Michele Rogers serves as academic director for executive education programs at Northwestern University's Kellogg School of Management, and is director of LEAD Northwestern—an effort to address higher education access and business career preparation by identifying and developing high potential youth of diverse backgrounds. In addition to program development and teaching, Michele serves as a support liaison to nonprofit organizations in the Chicago area. She is a graduate of Williams College and holds an MBA degree from Harvard University.
What impact did HBS have on your life and the life of others?
You're the smart one—you're going to college. Heard it all my life, so I believed it. I grew up below the poverty line in the Glenville neighborhood of Cleveland. My dad worked at a beverage company and my mom cleaned houses until she got a job at a publishing company. I read everything I could get my hands on, from the back of the Cheerios box to the books with broken bindings that my mom brought home from work. I read about Henry VIII one day, and started the "G" encyclopedia the next. Frankly, that's why people thought I was smart—because I loved to read. This was fortuitous, as I was privy to great opportunities as a result.
Our public school program for talented students offered languages in second grade, and higher math and Bunsen burners in fourth grade. This program helped me earn a scholarship to Hathaway Brown, an extraordinary private school for girls in Shaker Heights, Ohio. It was a fantastic experience, but very unexpectedly, my mother died during my junior year. As the eldest of six kids, I had to help more at home. Fortunately, we also had the best dad and plenty of family support. So together, somehow we dealt with the worst. After that, even difficult challenges do not intimidate me.
Family, friends, and faculty noted my potential and supported me; now I try to do the same for others. I know there were smart students who did not receive the same encouragement. When I train others for talent identification in admissions and hiring, we always consider top performers. But we also need to consider those who started lower and have managed to get pretty close to the top; typically, they have overcome significant obstacles that help position them for success.

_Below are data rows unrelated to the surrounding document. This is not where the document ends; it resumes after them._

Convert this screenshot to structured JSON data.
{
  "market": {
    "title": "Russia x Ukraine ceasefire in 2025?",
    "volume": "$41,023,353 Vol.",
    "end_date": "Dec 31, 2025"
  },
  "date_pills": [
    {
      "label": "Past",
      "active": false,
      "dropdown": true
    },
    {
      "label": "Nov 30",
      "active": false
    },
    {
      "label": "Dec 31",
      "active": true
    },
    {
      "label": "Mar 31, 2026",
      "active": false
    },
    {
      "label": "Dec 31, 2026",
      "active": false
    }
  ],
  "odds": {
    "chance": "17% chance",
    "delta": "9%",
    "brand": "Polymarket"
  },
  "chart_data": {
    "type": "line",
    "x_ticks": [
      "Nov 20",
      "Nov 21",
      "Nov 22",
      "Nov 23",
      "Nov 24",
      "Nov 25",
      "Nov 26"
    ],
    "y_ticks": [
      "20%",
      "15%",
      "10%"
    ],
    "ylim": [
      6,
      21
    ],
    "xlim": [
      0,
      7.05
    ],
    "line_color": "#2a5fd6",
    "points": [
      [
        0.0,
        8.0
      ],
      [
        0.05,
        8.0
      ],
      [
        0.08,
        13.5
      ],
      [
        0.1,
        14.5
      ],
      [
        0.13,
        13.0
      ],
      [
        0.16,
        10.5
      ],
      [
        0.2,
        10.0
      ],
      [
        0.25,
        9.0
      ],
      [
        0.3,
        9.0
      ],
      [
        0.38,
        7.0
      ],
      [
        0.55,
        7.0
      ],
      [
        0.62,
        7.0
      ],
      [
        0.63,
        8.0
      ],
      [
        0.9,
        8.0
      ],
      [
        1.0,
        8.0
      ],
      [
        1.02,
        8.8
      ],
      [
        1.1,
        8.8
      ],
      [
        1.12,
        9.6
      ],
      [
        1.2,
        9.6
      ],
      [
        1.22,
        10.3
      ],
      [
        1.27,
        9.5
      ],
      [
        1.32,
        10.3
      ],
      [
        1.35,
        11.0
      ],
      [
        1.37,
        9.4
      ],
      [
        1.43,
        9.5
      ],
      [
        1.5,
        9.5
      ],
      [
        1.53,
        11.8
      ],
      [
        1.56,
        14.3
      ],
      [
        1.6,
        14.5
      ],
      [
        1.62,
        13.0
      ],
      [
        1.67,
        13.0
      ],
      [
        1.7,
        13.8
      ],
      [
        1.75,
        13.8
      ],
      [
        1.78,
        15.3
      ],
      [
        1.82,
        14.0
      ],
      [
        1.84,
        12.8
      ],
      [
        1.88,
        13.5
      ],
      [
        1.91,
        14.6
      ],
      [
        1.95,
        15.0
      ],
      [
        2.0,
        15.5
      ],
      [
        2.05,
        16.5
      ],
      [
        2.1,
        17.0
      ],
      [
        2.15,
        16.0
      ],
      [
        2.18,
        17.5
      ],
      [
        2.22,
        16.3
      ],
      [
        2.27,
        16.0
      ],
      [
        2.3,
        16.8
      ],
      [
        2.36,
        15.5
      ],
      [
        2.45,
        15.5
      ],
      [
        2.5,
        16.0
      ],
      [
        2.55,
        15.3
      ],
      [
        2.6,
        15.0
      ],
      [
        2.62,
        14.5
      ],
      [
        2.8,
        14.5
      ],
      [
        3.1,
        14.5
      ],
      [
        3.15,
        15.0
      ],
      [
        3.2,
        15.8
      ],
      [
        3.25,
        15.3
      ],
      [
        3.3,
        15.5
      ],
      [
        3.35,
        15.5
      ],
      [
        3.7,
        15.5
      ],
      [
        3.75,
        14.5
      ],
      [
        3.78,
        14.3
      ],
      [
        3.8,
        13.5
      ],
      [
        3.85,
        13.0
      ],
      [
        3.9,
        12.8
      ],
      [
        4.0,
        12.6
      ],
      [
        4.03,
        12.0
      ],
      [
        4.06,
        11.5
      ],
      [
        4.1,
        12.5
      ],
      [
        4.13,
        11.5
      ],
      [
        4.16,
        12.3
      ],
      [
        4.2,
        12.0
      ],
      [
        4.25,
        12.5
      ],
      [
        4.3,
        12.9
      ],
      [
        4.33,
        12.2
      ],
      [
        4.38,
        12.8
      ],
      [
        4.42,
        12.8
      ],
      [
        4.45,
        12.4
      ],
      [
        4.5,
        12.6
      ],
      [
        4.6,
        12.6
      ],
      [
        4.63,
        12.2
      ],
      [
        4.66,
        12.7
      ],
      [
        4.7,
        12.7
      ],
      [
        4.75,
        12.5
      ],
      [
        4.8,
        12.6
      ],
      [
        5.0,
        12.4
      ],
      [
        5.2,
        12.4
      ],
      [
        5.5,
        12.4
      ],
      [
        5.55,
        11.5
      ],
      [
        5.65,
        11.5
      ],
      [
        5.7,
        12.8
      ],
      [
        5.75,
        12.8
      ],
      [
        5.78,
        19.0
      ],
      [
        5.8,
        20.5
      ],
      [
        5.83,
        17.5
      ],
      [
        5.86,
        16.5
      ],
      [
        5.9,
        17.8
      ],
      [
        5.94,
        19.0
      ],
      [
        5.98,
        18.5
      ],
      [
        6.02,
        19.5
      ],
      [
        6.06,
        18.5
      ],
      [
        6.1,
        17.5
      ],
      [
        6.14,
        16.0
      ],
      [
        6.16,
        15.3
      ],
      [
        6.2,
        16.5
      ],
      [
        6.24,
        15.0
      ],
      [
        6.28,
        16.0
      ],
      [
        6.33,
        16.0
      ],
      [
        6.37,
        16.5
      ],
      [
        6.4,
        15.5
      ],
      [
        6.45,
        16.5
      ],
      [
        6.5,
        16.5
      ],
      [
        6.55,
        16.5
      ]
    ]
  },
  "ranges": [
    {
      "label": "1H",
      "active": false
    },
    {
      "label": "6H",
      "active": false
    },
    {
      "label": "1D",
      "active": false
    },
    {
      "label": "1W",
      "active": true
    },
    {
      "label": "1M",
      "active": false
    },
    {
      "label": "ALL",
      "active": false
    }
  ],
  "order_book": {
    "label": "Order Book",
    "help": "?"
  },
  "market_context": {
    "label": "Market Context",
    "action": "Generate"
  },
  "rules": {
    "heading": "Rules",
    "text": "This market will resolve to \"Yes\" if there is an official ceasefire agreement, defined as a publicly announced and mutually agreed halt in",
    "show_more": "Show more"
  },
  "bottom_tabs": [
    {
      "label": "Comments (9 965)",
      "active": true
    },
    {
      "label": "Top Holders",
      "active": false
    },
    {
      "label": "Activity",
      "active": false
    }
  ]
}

Learning was usually fun, but I struggled to complete assignments during my first year at HBS. Arrogance of past success led me to believe that I could simultaneously be a student, raise our first daughter Akilah [Rogers, MBA 2009], and direct Wellesley's residential A Better Chance program for six transplanted high school girls with now ex-husband Steven [Rogers, MBA 1985]. After all, we had been guardians for his 5-year-old sister Laura during our senior year at Williams. In fact, I barely had time to read assignments, much less study or meet with a group. Despite these challenges, I loved the experience of learning from so many perspectives. HBS really tested my limits during the first year, but positioned me for a truly splendid second year that included getting to know my classmates, enjoying assignments, co-leading a great AASU conference, and giving birth to my second daughter Ariel. I enjoyed class so much that I returned the week after having a C-Section, and classmates cheered when I came to the HBS Show.
My transition to teaching happened by chance. A Kellogg professor was not available to introduce the case study method during orientation. In this situation, my HBS experience was very helpful. I began by coaching the students through the process with comments such as "What data supports your statement?" By the second half, it became a highly-charged case session. I loved the dynamic nature of the process and earned top reviews. I have always found people interesting and appreciate the exploration of alternate views—teaching is a great way to engage in both of those things.
Once, I was pleasantly surprised and a tiny bit nervous about teaching Ariel's [Kellogg MBA 2013] section. Luckily, she gave me a strong review even after I used her for a teachable moment. And no surprise to anyone that Akilah truly enjoyed the HBS experience and activities. She joined me in class whenever her dad or a babysitter was not available. HBS has been a part of her life since age two! Nevertheless, I am not in the "everyone should go to business school" camp. If you're going to be a great doctor, please, go be a great doctor. If you're going to be a great historian, please do that. Be your best self—whatever that may be.
Research has proven that companies get better results with diversity and inclusion—in other words, acceptance that the views of others are worthy and make a difference. Representation matters; when you see that, you can be that. So having people of color at the top makes a huge impact. How is it even possible that there are no black female CEOs in the Fortune 500 today? This means there are systemic factors keeping people out, because it's true that talent and ability come in all genders and all colors. Organizations have to be intentional about including people of color and women because the natural inclination is to favor people like ourselves.
At a younger age, I valued intellect above all because I love learning and it is rewarded copiously. At least 70 percent of all admissions applicants I review have strong intellect. My advice for anyone attending HBS, however, is to act with good character, courage, and kindness—success will follow. I am wiser now and realize how powerful it is and how much better one can be with these qualities. Listen to understand rather than to reply. This takes practice but your response will be more thoughtful and respected. Get to know as many of your classmates, professors, and HBS staff as you can. Attend events throughout the University to benefit from new ideas that enhance your creativity and innovation. Be a blessing—use your gifts to lift others. Finally, treat challenges as potential opportunities whenever possible.
Dr. Martin Luther King was shot 50 years ago while championing equal rights, yet we have so far to go. You are the world's future leaders—make a difference.